And I can't even talk about what that's like just now - really, I'll just get hopelessly verklempt - but here to help mark the occasion are no less than three fabulous things!
Thing 1: "Evil" Dan Bensen is back, graciously hosting me for Part 2 of our first epic podcast. Hear enthusiastic rantings about gender-bending characters and philosophically-fraught alien sexcapades! Enjoy enlightened discussion of skyscrapers, superbuses, and the Ottoman Empire! See... Bulgarian Zoidberg?
Thing 2: The dauntlessly cheerful Kristin Centorcelli has undertaken to interview me! This for me was a surprise and a huge delight, not only because she's so much fun to the square inch, but also because MyBookishWays is one of the coolest book blogs I know. Go for my cute face, but stay for interviews, book reviews, and giveaways that will broaden your horizons and enhance your TBR pile!
Thing 3: Did I mention that we're doing a Twitter contest? Check out the One Night in Sixes Hashtag Shenanigans Sweepstakes for your chance to win a $50 gift card!
And maybe it's appropriate that today is the day to display the finished map pencils, because today is also the day that our boy Sil gets his first inside glimpse of Sixes - and it's quite something...!
It was a fascinating place, though.
Hot and headachey as he was, even Sil had to appreciate that much.
As the horse's plodding steps brought Sil further inside the city, he couldn't avoid the grand hotel that dominated the northern end of the island. It was a striking, handsome thing, all elegant white columns and black wrought-iron cresting, clean and stark and somehow immaculately preserved.
The ferryman had called it La Saciadería, a strange word assembled from familiar pieces. The best Ardish would probably be 'the Satisfactory', with a mercantile emphasis on 'factory'. Given how many appetites the place apparently serviced, that sounded about right.
La Saciadería had her opposite much farther down the road, in the ingenious native pueblo rooted in the far end of the island. A full four stories tall at its peak, it spread its free-flowing adobe arms in an organic embrace, a living wall for the southern parts of the island.
As the ferryman had said, this was La Soleada, the Sunny Lady, and it wasn't hard to understand the name. She was home and mother to almost half the local population, who had somehow contrived to make that beige clay sparkle like gold in the searing light. The other tiny details that caught Sil's eye – the paintings, the splashes of color, the dark wooden lines of ladders and the exposed ends of ceiling-beams – testified to the perfect expertise of her architects.
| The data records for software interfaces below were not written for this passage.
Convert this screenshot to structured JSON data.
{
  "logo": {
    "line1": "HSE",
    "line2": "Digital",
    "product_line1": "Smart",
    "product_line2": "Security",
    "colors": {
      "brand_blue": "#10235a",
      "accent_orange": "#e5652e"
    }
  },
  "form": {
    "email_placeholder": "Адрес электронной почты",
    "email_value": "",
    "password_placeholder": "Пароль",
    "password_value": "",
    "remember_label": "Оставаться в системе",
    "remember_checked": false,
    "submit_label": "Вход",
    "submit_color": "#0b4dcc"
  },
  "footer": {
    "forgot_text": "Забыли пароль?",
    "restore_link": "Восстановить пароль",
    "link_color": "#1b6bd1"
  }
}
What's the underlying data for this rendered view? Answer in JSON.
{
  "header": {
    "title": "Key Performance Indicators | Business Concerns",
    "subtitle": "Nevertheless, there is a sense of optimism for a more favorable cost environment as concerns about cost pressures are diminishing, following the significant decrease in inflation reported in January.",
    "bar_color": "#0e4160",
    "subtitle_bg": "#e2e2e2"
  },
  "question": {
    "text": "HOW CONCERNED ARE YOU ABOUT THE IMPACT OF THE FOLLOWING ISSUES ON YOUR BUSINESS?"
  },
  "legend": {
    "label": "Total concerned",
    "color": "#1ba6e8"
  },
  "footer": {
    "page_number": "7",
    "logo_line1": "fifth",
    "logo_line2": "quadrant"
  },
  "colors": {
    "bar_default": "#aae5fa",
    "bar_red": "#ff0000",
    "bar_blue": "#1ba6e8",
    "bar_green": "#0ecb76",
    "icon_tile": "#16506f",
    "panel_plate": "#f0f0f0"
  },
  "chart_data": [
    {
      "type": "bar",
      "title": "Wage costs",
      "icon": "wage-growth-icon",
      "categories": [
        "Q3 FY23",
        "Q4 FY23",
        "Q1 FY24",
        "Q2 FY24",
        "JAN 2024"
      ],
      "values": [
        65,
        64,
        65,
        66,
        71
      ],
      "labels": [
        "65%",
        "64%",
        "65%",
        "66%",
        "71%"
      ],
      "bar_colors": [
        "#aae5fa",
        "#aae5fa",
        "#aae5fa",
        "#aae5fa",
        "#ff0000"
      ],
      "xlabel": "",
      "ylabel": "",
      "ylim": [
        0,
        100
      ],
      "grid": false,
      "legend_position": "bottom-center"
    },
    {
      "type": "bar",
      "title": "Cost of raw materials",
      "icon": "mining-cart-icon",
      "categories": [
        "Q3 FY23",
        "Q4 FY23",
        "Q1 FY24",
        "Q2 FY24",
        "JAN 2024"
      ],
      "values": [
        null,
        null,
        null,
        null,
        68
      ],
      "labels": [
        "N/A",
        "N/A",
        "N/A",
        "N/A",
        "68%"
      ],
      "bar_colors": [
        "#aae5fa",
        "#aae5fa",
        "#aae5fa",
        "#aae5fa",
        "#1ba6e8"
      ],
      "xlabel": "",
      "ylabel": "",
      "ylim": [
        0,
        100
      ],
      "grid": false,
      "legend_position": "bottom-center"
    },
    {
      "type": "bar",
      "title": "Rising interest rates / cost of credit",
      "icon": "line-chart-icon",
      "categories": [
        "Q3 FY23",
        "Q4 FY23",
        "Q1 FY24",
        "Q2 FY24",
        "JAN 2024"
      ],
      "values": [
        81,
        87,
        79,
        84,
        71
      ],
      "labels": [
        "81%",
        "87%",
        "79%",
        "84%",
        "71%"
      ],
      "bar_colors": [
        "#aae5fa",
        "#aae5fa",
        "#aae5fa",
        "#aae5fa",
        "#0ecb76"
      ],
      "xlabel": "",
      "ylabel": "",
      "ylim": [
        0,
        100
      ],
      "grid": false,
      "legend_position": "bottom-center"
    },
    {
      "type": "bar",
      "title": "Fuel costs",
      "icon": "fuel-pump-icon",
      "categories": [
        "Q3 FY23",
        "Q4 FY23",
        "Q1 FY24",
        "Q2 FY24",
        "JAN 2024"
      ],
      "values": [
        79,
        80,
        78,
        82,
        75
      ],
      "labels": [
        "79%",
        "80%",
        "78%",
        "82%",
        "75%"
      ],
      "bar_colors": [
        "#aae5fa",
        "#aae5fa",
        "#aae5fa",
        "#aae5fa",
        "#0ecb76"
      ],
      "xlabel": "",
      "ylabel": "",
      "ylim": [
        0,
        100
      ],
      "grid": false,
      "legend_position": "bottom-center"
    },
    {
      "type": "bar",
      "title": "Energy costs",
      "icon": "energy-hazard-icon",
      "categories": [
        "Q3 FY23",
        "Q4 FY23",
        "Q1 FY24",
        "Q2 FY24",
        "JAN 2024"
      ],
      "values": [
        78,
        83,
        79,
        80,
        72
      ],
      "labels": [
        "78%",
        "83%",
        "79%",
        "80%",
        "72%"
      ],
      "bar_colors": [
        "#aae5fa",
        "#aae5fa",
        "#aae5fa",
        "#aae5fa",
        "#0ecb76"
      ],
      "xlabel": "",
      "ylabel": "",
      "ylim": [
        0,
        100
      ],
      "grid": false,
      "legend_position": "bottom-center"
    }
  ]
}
Between these two towering great matrons, the rest of Sixes scattered out in a jumbled compromise of clay and wood and sometimes clay-covered wood, as if the owners wanted to show off their houses' exotic bones for envious neighbors.
Who, for their part, seemed to have retreated inside to wait out the heat of the day, leaving just a few dogs and free-roaming birds to keep the peace. Aside from some turkey-gabbling and the distant cries of an infant, the heavy air hung undisturbed. Sil would be pleased to keep it that way.